Politically and militarily powerful, early modern Scandinavia played an essential role in the development of Central European culture from the sixteenth to the eighteenth century. In this volume, Kristoffer Neville shows how the cultural ambitions of Denmark and Sweden were inextricably bound to those of other Central European kingdoms.
Tracing the visual culture of the Danish and Swedish courts from the Reformation to their eventual decline in the eighteenth century, Neville explains how and why they developed into important artistic centers. He examines major projects by figures largely unknown outside of Northern Europe alongside other, more canonical artists—including Cornelis Floris, Adriaen de Vries, and Johann Bernhard Fischer von Erlach—to propose a more coherent view of this part of Europe, one that rightly includes Scandinavia as a vital component.

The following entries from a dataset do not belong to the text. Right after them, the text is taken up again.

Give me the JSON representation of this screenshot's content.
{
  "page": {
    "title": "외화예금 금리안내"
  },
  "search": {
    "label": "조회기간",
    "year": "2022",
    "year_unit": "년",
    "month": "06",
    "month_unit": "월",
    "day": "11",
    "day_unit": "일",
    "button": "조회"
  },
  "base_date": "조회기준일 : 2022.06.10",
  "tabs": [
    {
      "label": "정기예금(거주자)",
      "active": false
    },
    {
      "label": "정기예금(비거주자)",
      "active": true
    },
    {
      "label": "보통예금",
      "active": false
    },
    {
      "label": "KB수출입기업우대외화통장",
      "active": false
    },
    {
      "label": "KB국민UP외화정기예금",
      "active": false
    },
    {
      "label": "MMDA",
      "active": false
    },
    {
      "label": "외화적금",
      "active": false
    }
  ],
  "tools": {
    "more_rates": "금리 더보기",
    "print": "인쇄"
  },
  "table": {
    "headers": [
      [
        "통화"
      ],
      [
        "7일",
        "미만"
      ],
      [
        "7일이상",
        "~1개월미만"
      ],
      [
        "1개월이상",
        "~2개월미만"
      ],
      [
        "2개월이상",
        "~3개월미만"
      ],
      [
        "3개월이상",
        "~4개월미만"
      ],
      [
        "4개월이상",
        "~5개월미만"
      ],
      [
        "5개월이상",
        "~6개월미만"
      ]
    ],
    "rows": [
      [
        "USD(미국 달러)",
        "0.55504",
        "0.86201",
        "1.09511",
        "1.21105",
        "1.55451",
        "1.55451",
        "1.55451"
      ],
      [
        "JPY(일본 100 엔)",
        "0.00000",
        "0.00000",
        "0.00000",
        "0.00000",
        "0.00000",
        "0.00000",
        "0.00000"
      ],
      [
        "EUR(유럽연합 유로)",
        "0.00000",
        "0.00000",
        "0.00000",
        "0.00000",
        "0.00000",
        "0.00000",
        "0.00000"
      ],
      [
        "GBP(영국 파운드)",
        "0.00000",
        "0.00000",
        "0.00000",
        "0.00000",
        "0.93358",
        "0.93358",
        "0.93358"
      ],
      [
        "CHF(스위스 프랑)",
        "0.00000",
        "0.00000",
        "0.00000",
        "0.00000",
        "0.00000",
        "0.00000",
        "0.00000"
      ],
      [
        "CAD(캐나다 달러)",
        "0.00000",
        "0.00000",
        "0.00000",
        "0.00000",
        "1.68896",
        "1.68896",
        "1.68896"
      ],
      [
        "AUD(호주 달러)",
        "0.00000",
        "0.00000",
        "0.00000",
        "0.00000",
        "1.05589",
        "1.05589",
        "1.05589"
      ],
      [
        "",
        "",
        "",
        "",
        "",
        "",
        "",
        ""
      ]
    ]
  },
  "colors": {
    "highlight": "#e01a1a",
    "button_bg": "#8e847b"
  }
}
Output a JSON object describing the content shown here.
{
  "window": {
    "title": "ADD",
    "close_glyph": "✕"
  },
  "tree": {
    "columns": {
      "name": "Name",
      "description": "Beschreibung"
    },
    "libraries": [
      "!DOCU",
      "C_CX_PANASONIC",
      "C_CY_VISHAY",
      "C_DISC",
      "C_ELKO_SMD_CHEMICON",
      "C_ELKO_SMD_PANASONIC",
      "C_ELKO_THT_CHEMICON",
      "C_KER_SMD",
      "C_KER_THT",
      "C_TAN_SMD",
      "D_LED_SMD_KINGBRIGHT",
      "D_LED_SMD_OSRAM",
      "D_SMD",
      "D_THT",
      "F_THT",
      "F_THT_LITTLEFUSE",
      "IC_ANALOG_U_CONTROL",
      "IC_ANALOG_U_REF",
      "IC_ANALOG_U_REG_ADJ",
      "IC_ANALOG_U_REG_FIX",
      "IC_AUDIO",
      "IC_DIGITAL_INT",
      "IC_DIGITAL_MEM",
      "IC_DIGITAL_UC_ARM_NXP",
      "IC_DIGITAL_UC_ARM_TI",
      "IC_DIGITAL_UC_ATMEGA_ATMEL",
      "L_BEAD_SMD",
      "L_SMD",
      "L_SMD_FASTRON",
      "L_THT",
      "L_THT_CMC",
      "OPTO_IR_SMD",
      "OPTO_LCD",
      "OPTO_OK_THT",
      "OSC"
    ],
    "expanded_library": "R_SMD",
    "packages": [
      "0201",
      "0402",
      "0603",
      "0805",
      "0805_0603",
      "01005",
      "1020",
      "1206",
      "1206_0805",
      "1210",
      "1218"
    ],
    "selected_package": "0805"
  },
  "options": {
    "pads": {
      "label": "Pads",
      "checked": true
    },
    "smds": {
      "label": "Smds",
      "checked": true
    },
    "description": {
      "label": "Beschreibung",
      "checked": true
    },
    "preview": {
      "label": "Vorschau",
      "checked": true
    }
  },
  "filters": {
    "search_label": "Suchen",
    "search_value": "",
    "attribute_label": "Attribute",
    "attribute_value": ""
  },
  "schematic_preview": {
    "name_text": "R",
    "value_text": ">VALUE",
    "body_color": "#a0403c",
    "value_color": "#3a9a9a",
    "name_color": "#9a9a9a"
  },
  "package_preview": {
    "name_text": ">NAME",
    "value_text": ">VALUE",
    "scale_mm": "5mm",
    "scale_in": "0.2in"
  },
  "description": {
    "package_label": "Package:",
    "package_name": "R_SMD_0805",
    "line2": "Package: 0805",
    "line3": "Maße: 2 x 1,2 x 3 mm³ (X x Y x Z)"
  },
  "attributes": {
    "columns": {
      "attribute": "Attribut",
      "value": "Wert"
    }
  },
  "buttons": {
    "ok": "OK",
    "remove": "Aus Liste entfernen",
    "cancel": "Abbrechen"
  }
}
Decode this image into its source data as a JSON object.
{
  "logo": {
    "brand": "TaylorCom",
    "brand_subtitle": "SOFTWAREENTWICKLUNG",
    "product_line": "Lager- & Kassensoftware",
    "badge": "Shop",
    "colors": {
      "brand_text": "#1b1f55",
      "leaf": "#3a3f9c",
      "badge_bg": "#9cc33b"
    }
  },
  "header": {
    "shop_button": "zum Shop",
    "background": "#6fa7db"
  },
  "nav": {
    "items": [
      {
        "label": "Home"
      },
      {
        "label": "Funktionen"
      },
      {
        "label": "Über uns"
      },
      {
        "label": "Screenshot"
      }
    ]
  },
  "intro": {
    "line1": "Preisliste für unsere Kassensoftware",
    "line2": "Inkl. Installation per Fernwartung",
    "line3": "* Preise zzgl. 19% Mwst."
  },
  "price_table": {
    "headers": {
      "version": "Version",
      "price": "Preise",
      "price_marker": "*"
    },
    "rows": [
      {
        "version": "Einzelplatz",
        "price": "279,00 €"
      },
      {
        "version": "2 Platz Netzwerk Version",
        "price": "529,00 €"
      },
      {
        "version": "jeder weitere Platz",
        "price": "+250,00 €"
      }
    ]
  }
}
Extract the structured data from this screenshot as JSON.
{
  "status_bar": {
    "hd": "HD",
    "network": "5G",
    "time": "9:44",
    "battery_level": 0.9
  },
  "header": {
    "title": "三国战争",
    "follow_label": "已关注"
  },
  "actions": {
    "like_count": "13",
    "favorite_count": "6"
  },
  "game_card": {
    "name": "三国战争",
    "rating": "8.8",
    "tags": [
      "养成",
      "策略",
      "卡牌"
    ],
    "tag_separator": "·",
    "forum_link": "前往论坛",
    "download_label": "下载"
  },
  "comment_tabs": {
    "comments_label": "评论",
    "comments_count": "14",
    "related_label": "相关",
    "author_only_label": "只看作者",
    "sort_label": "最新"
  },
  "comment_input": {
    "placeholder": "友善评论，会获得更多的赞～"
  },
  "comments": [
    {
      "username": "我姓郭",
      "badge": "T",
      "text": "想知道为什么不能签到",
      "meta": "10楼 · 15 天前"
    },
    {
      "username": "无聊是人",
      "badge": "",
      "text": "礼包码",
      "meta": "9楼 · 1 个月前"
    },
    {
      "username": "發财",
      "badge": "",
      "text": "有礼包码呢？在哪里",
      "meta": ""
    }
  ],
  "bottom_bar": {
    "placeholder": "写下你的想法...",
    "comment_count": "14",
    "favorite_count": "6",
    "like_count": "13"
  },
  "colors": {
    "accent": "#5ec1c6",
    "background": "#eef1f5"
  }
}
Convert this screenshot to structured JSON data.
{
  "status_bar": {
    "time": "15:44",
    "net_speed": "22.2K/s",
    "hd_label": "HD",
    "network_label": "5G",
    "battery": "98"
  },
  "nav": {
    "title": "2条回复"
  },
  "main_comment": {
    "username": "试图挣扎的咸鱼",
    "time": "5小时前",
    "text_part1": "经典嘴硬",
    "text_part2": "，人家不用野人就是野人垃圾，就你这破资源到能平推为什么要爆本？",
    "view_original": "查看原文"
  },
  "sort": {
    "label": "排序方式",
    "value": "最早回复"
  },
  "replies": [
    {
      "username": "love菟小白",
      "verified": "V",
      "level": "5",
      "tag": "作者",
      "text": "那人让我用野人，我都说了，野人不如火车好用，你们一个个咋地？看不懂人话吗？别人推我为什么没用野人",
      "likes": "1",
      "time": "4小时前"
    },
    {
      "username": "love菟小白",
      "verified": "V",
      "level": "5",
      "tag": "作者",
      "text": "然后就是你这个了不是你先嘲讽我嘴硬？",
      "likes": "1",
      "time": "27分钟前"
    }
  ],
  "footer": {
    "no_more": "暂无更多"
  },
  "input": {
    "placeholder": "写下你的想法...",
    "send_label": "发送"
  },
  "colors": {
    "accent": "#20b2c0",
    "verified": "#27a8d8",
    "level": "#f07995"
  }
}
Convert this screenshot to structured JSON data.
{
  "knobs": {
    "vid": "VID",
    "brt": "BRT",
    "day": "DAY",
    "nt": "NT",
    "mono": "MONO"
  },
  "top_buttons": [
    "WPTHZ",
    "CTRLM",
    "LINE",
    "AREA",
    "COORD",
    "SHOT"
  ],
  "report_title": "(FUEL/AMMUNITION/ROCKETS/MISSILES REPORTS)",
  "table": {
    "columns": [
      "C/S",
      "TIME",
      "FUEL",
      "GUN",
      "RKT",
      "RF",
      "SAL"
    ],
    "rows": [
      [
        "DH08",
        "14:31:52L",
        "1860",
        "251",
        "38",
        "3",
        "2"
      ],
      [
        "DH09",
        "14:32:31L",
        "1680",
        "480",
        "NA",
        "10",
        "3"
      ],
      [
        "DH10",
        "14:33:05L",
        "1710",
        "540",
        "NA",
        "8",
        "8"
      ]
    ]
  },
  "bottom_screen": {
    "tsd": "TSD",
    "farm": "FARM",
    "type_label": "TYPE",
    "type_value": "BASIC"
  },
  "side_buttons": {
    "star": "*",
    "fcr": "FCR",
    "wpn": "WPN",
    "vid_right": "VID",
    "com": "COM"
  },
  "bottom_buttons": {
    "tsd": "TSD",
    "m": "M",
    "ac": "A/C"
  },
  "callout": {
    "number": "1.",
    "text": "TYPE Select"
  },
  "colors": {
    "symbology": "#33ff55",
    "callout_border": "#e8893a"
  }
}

The seventeenth century has long seemed a bleak moment in Central European culture. Neville’s authoritative and unprecedented study does much to change this perception, showing that the arts did not die in the Reformation and Thirty Years’ War but rather flourished in the Baltic region.